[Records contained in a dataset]
....
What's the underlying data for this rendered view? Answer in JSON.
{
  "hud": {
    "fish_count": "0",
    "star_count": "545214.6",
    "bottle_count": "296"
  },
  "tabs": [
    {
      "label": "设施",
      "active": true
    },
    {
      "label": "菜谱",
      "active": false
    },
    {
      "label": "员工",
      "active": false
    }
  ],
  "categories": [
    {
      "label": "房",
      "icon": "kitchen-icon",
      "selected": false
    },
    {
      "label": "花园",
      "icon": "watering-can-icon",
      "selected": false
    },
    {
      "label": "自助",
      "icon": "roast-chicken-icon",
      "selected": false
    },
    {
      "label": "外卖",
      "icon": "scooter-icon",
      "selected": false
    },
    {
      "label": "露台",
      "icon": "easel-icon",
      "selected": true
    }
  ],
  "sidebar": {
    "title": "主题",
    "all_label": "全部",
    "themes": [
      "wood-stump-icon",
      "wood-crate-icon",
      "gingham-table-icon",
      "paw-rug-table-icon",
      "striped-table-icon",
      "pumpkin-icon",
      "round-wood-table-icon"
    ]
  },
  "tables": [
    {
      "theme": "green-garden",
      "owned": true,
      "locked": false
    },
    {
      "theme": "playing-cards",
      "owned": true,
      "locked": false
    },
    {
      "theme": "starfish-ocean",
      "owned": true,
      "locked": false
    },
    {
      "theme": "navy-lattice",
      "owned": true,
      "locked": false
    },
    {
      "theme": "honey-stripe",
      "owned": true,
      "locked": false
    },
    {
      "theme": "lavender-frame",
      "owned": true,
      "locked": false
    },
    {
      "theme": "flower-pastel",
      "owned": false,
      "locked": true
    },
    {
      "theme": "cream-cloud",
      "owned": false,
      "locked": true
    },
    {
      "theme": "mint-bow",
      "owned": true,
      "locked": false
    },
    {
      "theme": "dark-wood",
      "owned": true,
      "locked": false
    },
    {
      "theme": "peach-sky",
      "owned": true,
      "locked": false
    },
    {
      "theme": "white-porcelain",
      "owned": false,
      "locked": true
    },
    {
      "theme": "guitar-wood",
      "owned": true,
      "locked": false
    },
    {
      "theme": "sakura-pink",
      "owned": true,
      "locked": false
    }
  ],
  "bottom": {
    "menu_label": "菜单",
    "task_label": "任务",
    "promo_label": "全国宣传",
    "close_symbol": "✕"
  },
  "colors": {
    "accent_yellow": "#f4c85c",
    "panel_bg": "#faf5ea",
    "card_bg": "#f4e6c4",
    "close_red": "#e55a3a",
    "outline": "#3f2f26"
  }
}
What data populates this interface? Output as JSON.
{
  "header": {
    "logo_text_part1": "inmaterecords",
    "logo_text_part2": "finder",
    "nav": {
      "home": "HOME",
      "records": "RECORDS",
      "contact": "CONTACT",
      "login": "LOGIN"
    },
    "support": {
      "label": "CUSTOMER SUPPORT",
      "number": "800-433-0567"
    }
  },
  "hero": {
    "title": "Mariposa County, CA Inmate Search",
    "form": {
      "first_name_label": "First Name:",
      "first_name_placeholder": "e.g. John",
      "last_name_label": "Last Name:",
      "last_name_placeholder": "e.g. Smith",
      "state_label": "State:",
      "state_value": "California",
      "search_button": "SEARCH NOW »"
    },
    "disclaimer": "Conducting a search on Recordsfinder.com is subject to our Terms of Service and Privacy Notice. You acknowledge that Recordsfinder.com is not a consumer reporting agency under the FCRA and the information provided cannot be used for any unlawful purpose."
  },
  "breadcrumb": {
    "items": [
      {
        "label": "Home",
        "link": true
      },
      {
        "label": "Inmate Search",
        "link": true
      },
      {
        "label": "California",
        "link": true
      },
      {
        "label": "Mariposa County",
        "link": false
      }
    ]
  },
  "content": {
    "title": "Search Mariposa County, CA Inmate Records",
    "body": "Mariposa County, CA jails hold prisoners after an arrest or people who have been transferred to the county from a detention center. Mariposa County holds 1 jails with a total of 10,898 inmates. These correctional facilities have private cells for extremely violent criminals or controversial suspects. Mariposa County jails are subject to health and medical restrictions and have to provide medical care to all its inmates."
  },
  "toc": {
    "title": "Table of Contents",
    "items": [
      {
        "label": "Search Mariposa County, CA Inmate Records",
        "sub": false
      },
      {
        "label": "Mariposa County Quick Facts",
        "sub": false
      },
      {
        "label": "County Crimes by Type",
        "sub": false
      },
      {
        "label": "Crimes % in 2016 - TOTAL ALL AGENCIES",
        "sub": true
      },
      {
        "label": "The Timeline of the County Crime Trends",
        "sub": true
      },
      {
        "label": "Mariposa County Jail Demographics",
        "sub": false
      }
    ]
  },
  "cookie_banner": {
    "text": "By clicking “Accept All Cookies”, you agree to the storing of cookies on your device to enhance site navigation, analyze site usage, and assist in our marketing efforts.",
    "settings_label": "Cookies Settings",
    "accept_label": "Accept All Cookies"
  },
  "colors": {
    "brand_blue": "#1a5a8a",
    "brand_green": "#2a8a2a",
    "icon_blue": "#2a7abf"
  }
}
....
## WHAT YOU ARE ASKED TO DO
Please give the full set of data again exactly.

## YOUR RESPONSE
What's the underlying data for this rendered view? Answer in JSON.
{
  "hud": {
    "fish_count": "0",
    "star_count": "545214.6",
    "bottle_count": "296"
  },
  "tabs": [
    {
      "label": "设施",
      "active": true
    },
    {
      "label": "菜谱",
      "active": false
    },
    {
      "label": "员工",
      "active": false
    }
  ],
  "categories": [
    {
      "label": "房",
      "icon": "kitchen-icon",
      "selected": false
    },
    {
      "label": "花园",
      "icon": "watering-can-icon",
      "selected": false
    },
    {
      "label": "自助",
      "icon": "roast-chicken-icon",
      "selected": false
    },
    {
      "label": "外卖",
      "icon": "scooter-icon",
      "selected": false
    },
    {
      "label": "露台",
      "icon": "easel-icon",
      "selected": true
    }
  ],
  "sidebar": {
    "title": "主题",
    "all_label": "全部",
    "themes": [
      "wood-stump-icon",
      "wood-crate-icon",
      "gingham-table-icon",
      "paw-rug-table-icon",
      "striped-table-icon",
      "pumpkin-icon",
      "round-wood-table-icon"
    ]
  },
  "tables": [
    {
      "theme": "green-garden",
      "owned": true,
      "locked": false
    },
    {
      "theme": "playing-cards",
      "owned": true,
      "locked": false
    },
    {
      "theme": "starfish-ocean",
      "owned": true,
      "locked": false
    },
    {
      "theme": "navy-lattice",
      "owned": true,
      "locked": false
    },
    {
      "theme": "honey-stripe",
      "owned": true,
      "locked": false
    },
    {
      "theme": "lavender-frame",
      "owned": true,
      "locked": false
    },
    {
      "theme": "flower-pastel",
      "owned": false,
      "locked": true
    },
    {
      "theme": "cream-cloud",
      "owned": false,
      "locked": true
    },
    {
      "theme": "mint-bow",
      "owned": true,
      "locked": false
    },
    {
      "theme": "dark-wood",
      "owned": true,
      "locked": false
    },
    {
      "theme": "peach-sky",
      "owned": true,
      "locked": false
    },
    {
      "theme": "white-porcelain",
      "owned": false,
      "locked": true
    },
    {
      "theme": "guitar-wood",
      "owned": true,
      "locked": false
    },
    {
      "theme": "sakura-pink",
      "owned": true,
      "locked": false
    }
  ],
  "bottom": {
    "menu_label": "菜单",
    "task_label": "任务",
    "promo_label": "全国宣传",
    "close_symbol": "✕"
  },
  "colors": {
    "accent_yellow": "#f4c85c",
    "panel_bg": "#faf5ea",
    "card_bg": "#f4e6c4",
    "close_red": "#e55a3a",
    "outline": "#3f2f26"
  }
}
What data populates this interface? Output as JSON.
{
  "header": {
    "logo_text_part1": "inmaterecords",
    "logo_text_part2": "finder",
    "nav": {
      "home": "HOME",
      "records": "RECORDS",
      "contact": "CONTACT",
      "login": "LOGIN"
    },
    "support": {
      "label": "CUSTOMER SUPPORT",
      "number": "800-433-0567"
    }
  },
  "hero": {
    "title": "Mariposa County, CA Inmate Search",
    "form": {
      "first_name_label": "First Name:",
      "first_name_placeholder": "e.g. John",
      "last_name_label": "Last Name:",
      "last_name_placeholder": "e.g. Smith",
      "state_label": "State:",
      "state_value": "California",
      "search_button": "SEARCH NOW »"
    },
    "disclaimer": "Conducting a search on Recordsfinder.com is subject to our Terms of Service and Privacy Notice. You acknowledge that Recordsfinder.com is not a consumer reporting agency under the FCRA and the information provided cannot be used for any unlawful purpose."
  },
  "breadcrumb": {
    "items": [
      {
        "label": "Home",
        "link": true
      },
      {
        "label": "Inmate Search",
        "link": true
      },
      {
        "label": "California",
        "link": true
      },
      {
        "label": "Mariposa County",
        "link": false
      }
    ]
  },
  "content": {
    "title": "Search Mariposa County, CA Inmate Records",
    "body": "Mariposa County, CA jails hold prisoners after an arrest or people who have been transferred to the county from a detention center. Mariposa County holds 1 jails with a total of 10,898 inmates. These correctional facilities have private cells for extremely violent criminals or controversial suspects. Mariposa County jails are subject to health and medical restrictions and have to provide medical care to all its inmates."
  },
  "toc": {
    "title": "Table of Contents",
    "items": [
      {
        "label": "Search Mariposa County, CA Inmate Records",
        "sub": false
      },
      {
        "label": "Mariposa County Quick Facts",
        "sub": false
      },
      {
        "label": "County Crimes by Type",
        "sub": false
      },
      {
        "label": "Crimes % in 2016 - TOTAL ALL AGENCIES",
        "sub": true
      },
      {
        "label": "The Timeline of the County Crime Trends",
        "sub": true
      },
      {
        "label": "Mariposa County Jail Demographics",
        "sub": false
      }
    ]
  },
  "cookie_banner": {
    "text": "By clicking “Accept All Cookies”, you agree to the storing of cookies on your device to enhance site navigation, analyze site usage, and assist in our marketing efforts.",
    "settings_label": "Cookies Settings",
    "accept_label": "Accept All Cookies"
  },
  "colors": {
    "brand_blue": "#1a5a8a",
    "brand_green": "#2a8a2a",
    "icon_blue": "#2a7abf"
  }
}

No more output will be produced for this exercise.